EXERCISE.
Drop the pictures, then extract the listing word for word.

DATASET CONTENT.
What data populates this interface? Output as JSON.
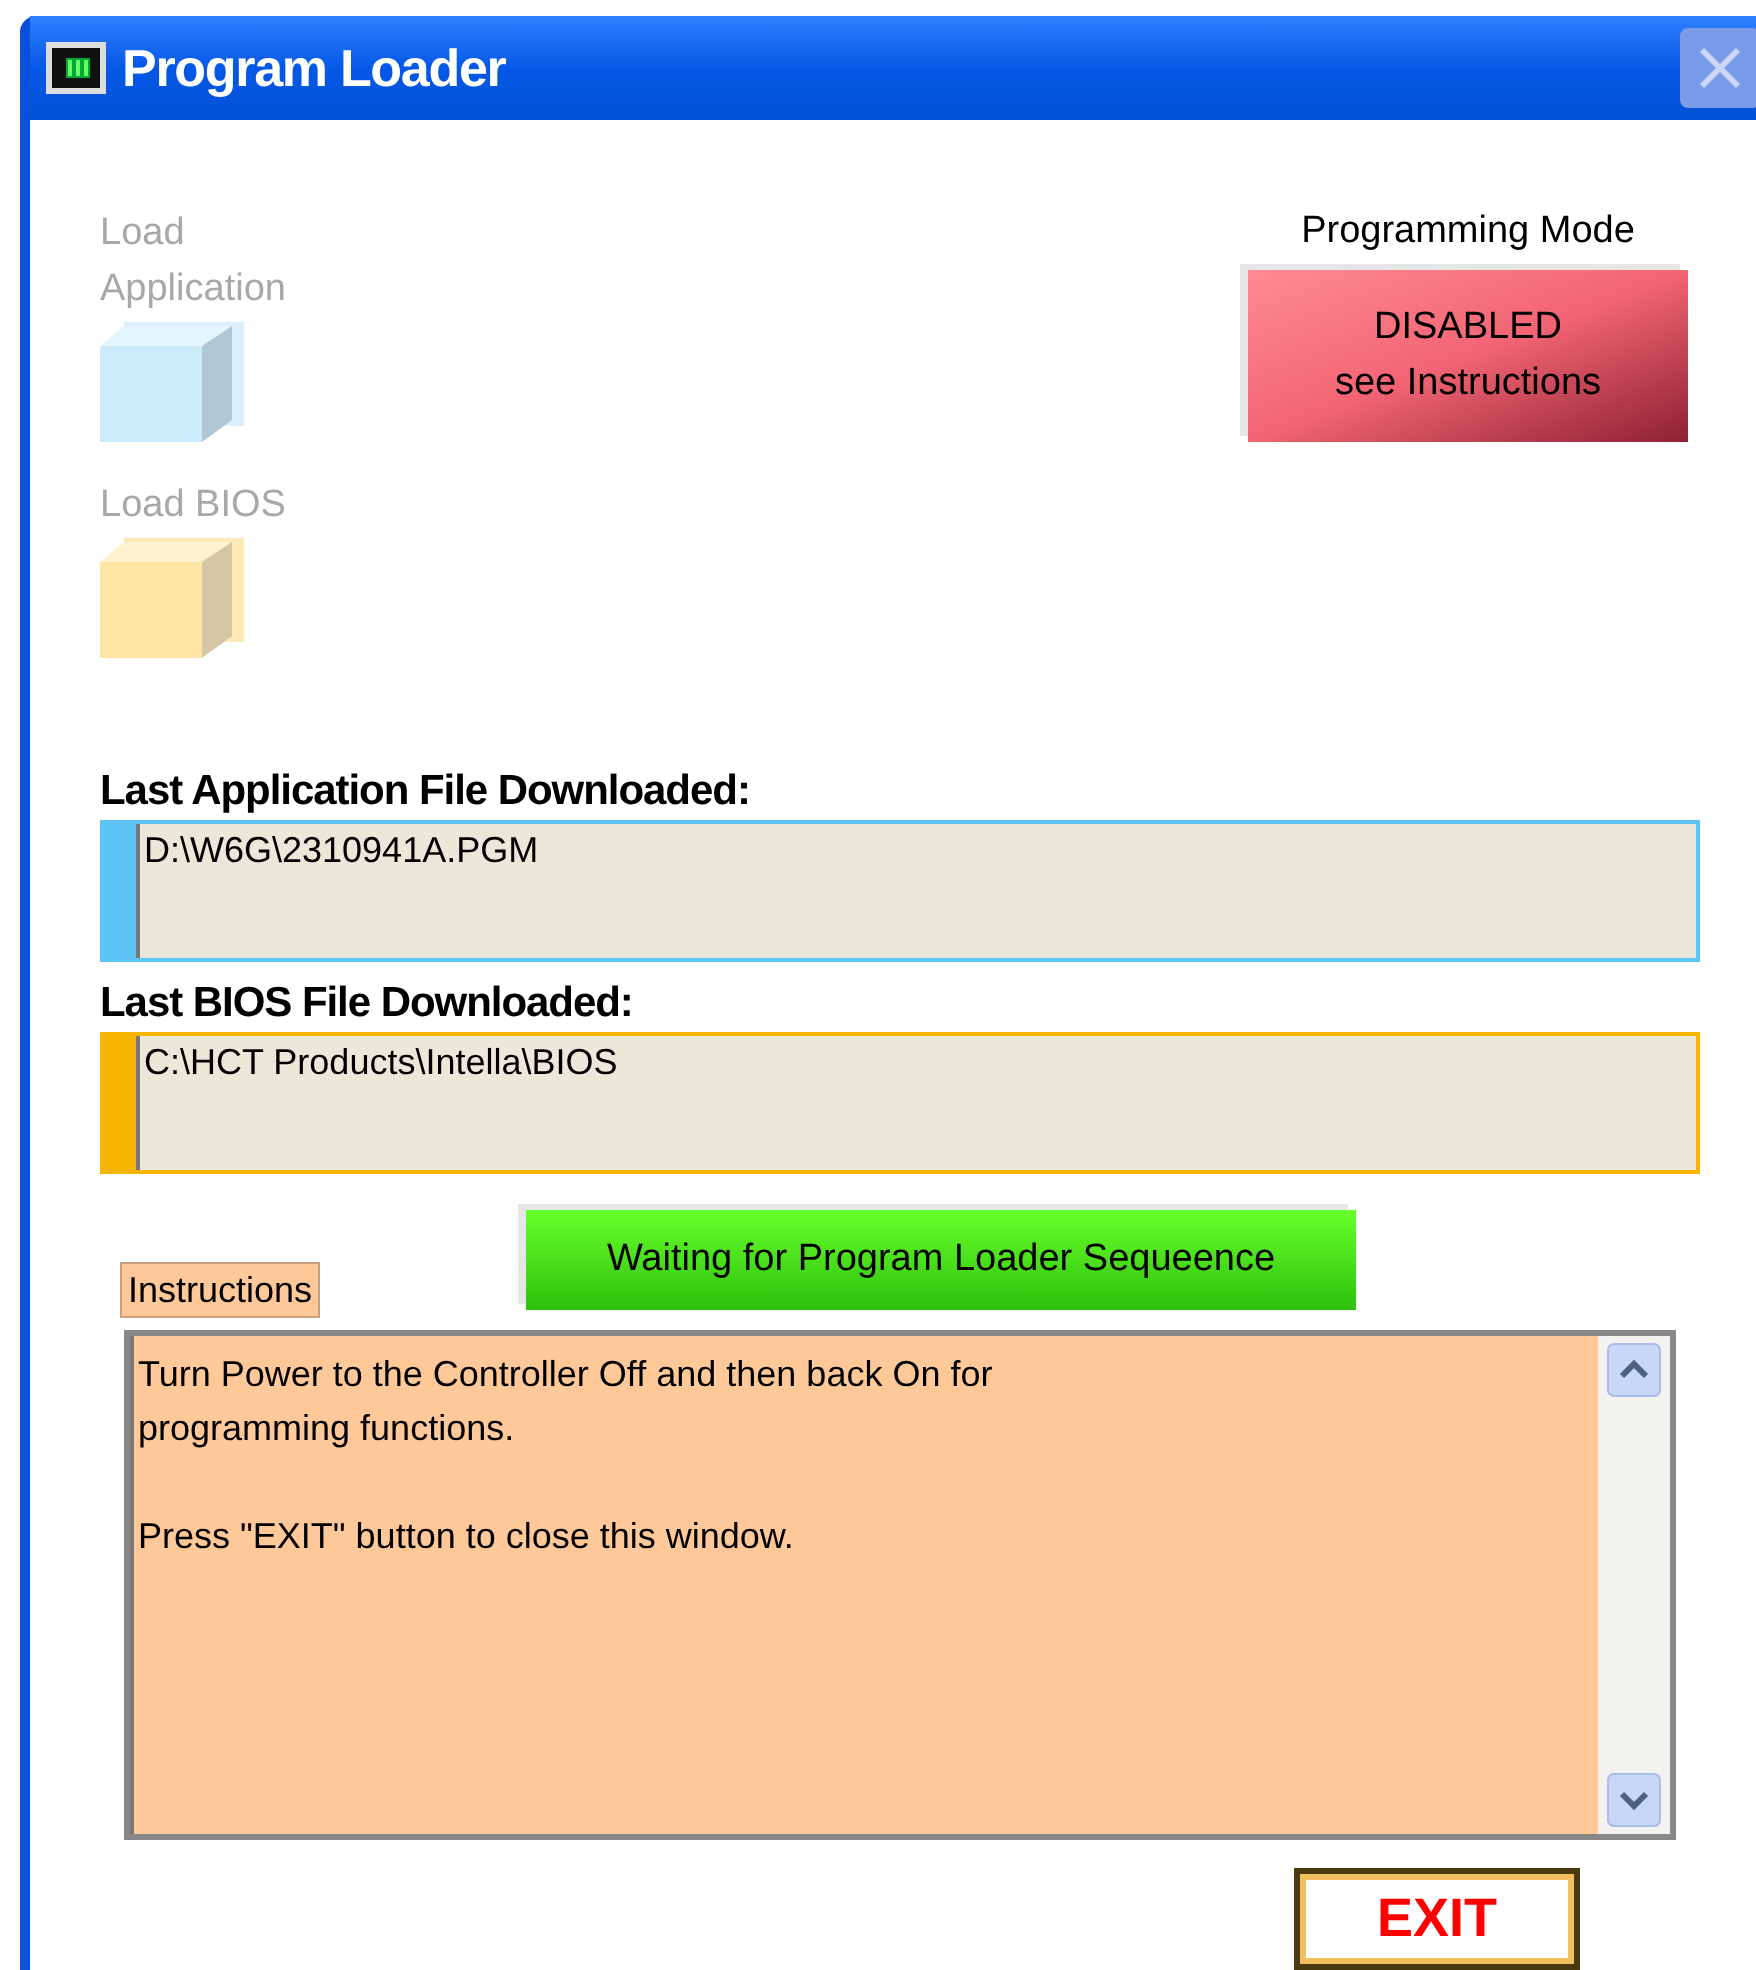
{
  "window": {
    "title": "Program Loader",
    "close_disabled": true
  },
  "loaders": [
    {
      "label": "Load Application",
      "disabled": true,
      "kind": "application"
    },
    {
      "label": "Load BIOS",
      "disabled": true,
      "kind": "bios"
    }
  ],
  "programming_mode": {
    "label": "Programming Mode",
    "status": "DISABLED\nsee Instructions",
    "enabled": false
  },
  "files": [
    {
      "label": "Last Application File Downloaded:",
      "value": "D:\\W6G\\2310941A.PGM",
      "kind": "application"
    },
    {
      "label": "Last BIOS File Downloaded:",
      "value": "C:\\HCT Products\\Intella\\BIOS",
      "kind": "bios"
    }
  ],
  "sequence_status": "Waiting for Program Loader Sequeence",
  "instructions": {
    "label": "Instructions",
    "paragraphs": [
      "Turn Power to the Controller Off and then back On for\nprogramming functions.",
      "Press \"EXIT\"  button to close this window."
    ]
  },
  "exit_button": "EXIT"
}
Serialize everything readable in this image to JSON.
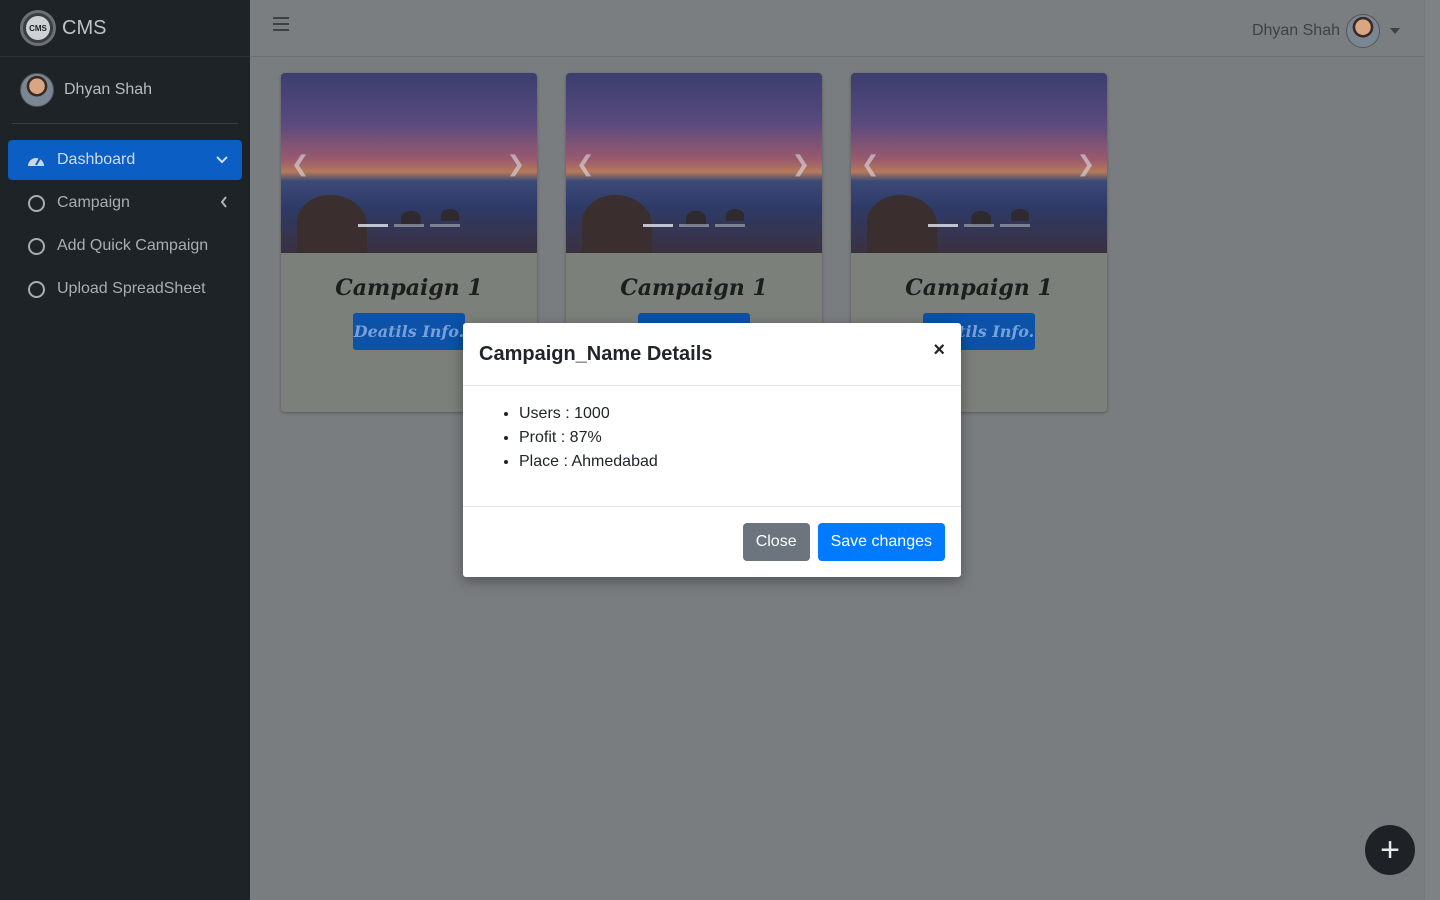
{
  "brand": {
    "logo_text": "CMS",
    "name": "CMS"
  },
  "sidebar": {
    "user_name": "Dhyan Shah",
    "items": [
      {
        "label": "Dashboard",
        "icon": "dashboard-icon",
        "active": true
      },
      {
        "label": "Campaign",
        "icon": "circle-icon"
      },
      {
        "label": "Add Quick Campaign",
        "icon": "circle-icon"
      },
      {
        "label": "Upload SpreadSheet",
        "icon": "circle-icon"
      }
    ]
  },
  "header": {
    "user_name": "Dhyan Shah"
  },
  "cards": [
    {
      "title": "Campaign 1",
      "button": "Deatils Info."
    },
    {
      "title": "Campaign 1",
      "button": "Deatils Info."
    },
    {
      "title": "Campaign 1",
      "button": "Deatils Info."
    }
  ],
  "modal": {
    "title": "Campaign_Name Details",
    "close_symbol": "×",
    "details": [
      "Users : 1000",
      "Profit : 87%",
      "Place : Ahmedabad"
    ],
    "close_label": "Close",
    "save_label": "Save changes"
  },
  "fab": {
    "symbol": "+"
  },
  "colors": {
    "accent": "#007bff",
    "sidebar_active": "#0a5ec4",
    "sidebar_bg": "#1e2327"
  }
}
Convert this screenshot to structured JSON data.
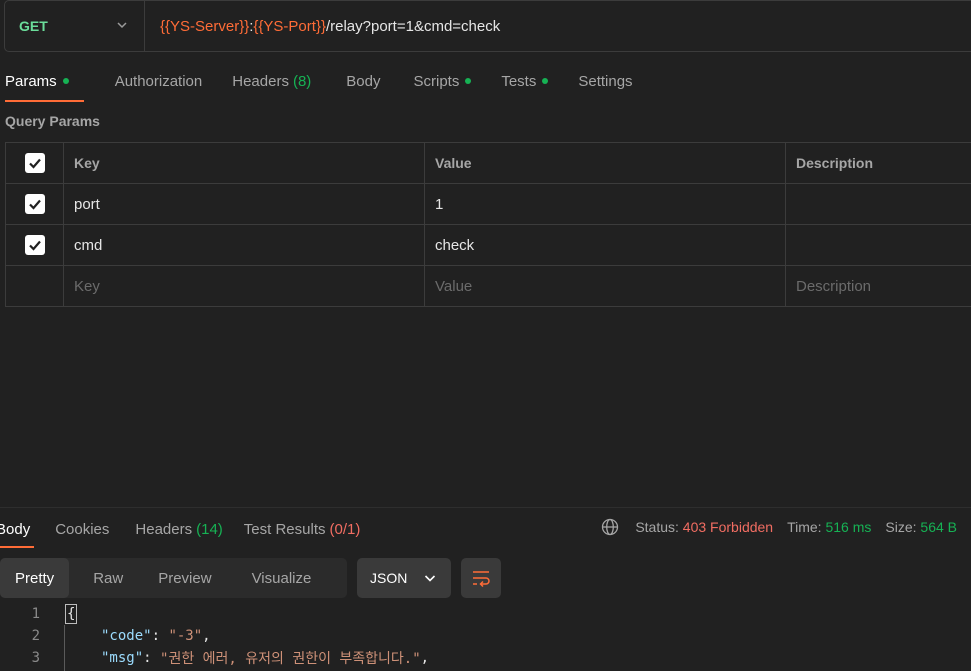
{
  "request": {
    "method": "GET",
    "url": {
      "server_var": "{{YS-Server}}",
      "colon": ":",
      "port_var": "{{YS-Port}}",
      "path": "/relay?port=1&cmd=check"
    }
  },
  "request_tabs": [
    {
      "label": "Params",
      "dot": true,
      "active": true
    },
    {
      "label": "Authorization"
    },
    {
      "label": "Headers",
      "count": "(8)"
    },
    {
      "label": "Body"
    },
    {
      "label": "Scripts",
      "dot": true
    },
    {
      "label": "Tests",
      "dot": true
    },
    {
      "label": "Settings"
    }
  ],
  "query_params": {
    "title": "Query Params",
    "headers": {
      "key": "Key",
      "value": "Value",
      "description": "Description"
    },
    "rows": [
      {
        "checked": true,
        "key": "port",
        "value": "1",
        "description": ""
      },
      {
        "checked": true,
        "key": "cmd",
        "value": "check",
        "description": ""
      }
    ],
    "placeholders": {
      "key": "Key",
      "value": "Value",
      "description": "Description"
    }
  },
  "response_tabs": [
    {
      "label": "Body",
      "active": true
    },
    {
      "label": "Cookies"
    },
    {
      "label": "Headers",
      "count": "(14)"
    },
    {
      "label": "Test Results",
      "count": "(0/1)"
    }
  ],
  "response_meta": {
    "status_label": "Status:",
    "status_value": "403 Forbidden",
    "time_label": "Time:",
    "time_value": "516 ms",
    "size_label": "Size:",
    "size_value": "564 B"
  },
  "format_tabs": [
    "Pretty",
    "Raw",
    "Preview",
    "Visualize"
  ],
  "format_active": "Pretty",
  "language": "JSON",
  "code_lines": [
    {
      "n": "1",
      "open": "{"
    },
    {
      "n": "2",
      "key": "\"code\"",
      "sep": ": ",
      "val": "\"-3\"",
      "end": ","
    },
    {
      "n": "3",
      "key": "\"msg\"",
      "sep": ": ",
      "val": "\"권한 에러, 유저의 권한이 부족합니다.\"",
      "end": ","
    }
  ],
  "colors": {
    "accent": "#ff6c37",
    "method_get": "#6bdd9a",
    "green": "#16b254",
    "error": "#f16d62"
  },
  "icons": [
    "chevron-down-icon",
    "checkbox-checked-icon",
    "globe-icon",
    "wrap-lines-icon"
  ]
}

EXERCISE RESULT.
What data populates this interface? Output as JSON.
{
  "window": {
    "title": "Program Loader",
    "close_disabled": true
  },
  "loaders": [
    {
      "label": "Load Application",
      "disabled": true,
      "kind": "application"
    },
    {
      "label": "Load BIOS",
      "disabled": true,
      "kind": "bios"
    }
  ],
  "programming_mode": {
    "label": "Programming Mode",
    "status": "DISABLED\nsee Instructions",
    "enabled": false
  },
  "files": [
    {
      "label": "Last Application File Downloaded:",
      "value": "D:\\W6G\\2310941A.PGM",
      "kind": "application"
    },
    {
      "label": "Last BIOS File Downloaded:",
      "value": "C:\\HCT Products\\Intella\\BIOS",
      "kind": "bios"
    }
  ],
  "sequence_status": "Waiting for Program Loader Sequeence",
  "instructions": {
    "label": "Instructions",
    "paragraphs": [
      "Turn Power to the Controller Off and then back On for\nprogramming functions.",
      "Press \"EXIT\"  button to close this window."
    ]
  },
  "exit_button": "EXIT"
}
Serialize everything readable in this image to JSON.
{
  "brand": {
    "logo_text": "CMS",
    "name": "CMS"
  },
  "sidebar": {
    "user_name": "Dhyan Shah",
    "items": [
      {
        "label": "Dashboard",
        "icon": "dashboard-icon",
        "active": true
      },
      {
        "label": "Campaign",
        "icon": "circle-icon"
      },
      {
        "label": "Add Quick Campaign",
        "icon": "circle-icon"
      },
      {
        "label": "Upload SpreadSheet",
        "icon": "circle-icon"
      }
    ]
  },
  "header": {
    "user_name": "Dhyan Shah"
  },
  "cards": [
    {
      "title": "Campaign 1",
      "button": "Deatils Info."
    },
    {
      "title": "Campaign 1",
      "button": "Deatils Info."
    },
    {
      "title": "Campaign 1",
      "button": "Deatils Info."
    }
  ],
  "modal": {
    "title": "Campaign_Name Details",
    "close_symbol": "×",
    "details": [
      "Users : 1000",
      "Profit : 87%",
      "Place : Ahmedabad"
    ],
    "close_label": "Close",
    "save_label": "Save changes"
  },
  "fab": {
    "symbol": "+"
  },
  "colors": {
    "accent": "#007bff",
    "sidebar_active": "#0a5ec4",
    "sidebar_bg": "#1e2327"
  }
}
Convert this screenshot to structured JSON data.
{
  "request": {
    "method": "GET",
    "url": {
      "server_var": "{{YS-Server}}",
      "colon": ":",
      "port_var": "{{YS-Port}}",
      "path": "/relay?port=1&cmd=check"
    }
  },
  "request_tabs": [
    {
      "label": "Params",
      "dot": true,
      "active": true
    },
    {
      "label": "Authorization"
    },
    {
      "label": "Headers",
      "count": "(8)"
    },
    {
      "label": "Body"
    },
    {
      "label": "Scripts",
      "dot": true
    },
    {
      "label": "Tests",
      "dot": true
    },
    {
      "label": "Settings"
    }
  ],
  "query_params": {
    "title": "Query Params",
    "headers": {
      "key": "Key",
      "value": "Value",
      "description": "Description"
    },
    "rows": [
      {
        "checked": true,
        "key": "port",
        "value": "1",
        "description": ""
      },
      {
        "checked": true,
        "key": "cmd",
        "value": "check",
        "description": ""
      }
    ],
    "placeholders": {
      "key": "Key",
      "value": "Value",
      "description": "Description"
    }
  },
  "response_tabs": [
    {
      "label": "Body",
      "active": true
    },
    {
      "label": "Cookies"
    },
    {
      "label": "Headers",
      "count": "(14)"
    },
    {
      "label": "Test Results",
      "count": "(0/1)"
    }
  ],
  "response_meta": {
    "status_label": "Status:",
    "status_value": "403 Forbidden",
    "time_label": "Time:",
    "time_value": "516 ms",
    "size_label": "Size:",
    "size_value": "564 B"
  },
  "format_tabs": [
    "Pretty",
    "Raw",
    "Preview",
    "Visualize"
  ],
  "format_active": "Pretty",
  "language": "JSON",
  "code_lines": [
    {
      "n": "1",
      "open": "{"
    },
    {
      "n": "2",
      "key": "\"code\"",
      "sep": ": ",
      "val": "\"-3\"",
      "end": ","
    },
    {
      "n": "3",
      "key": "\"msg\"",
      "sep": ": ",
      "val": "\"권한 에러, 유저의 권한이 부족합니다.\"",
      "end": ","
    }
  ],
  "colors": {
    "accent": "#ff6c37",
    "method_get": "#6bdd9a",
    "green": "#16b254",
    "error": "#f16d62"
  },
  "icons": [
    "chevron-down-icon",
    "checkbox-checked-icon",
    "globe-icon",
    "wrap-lines-icon"
  ]
}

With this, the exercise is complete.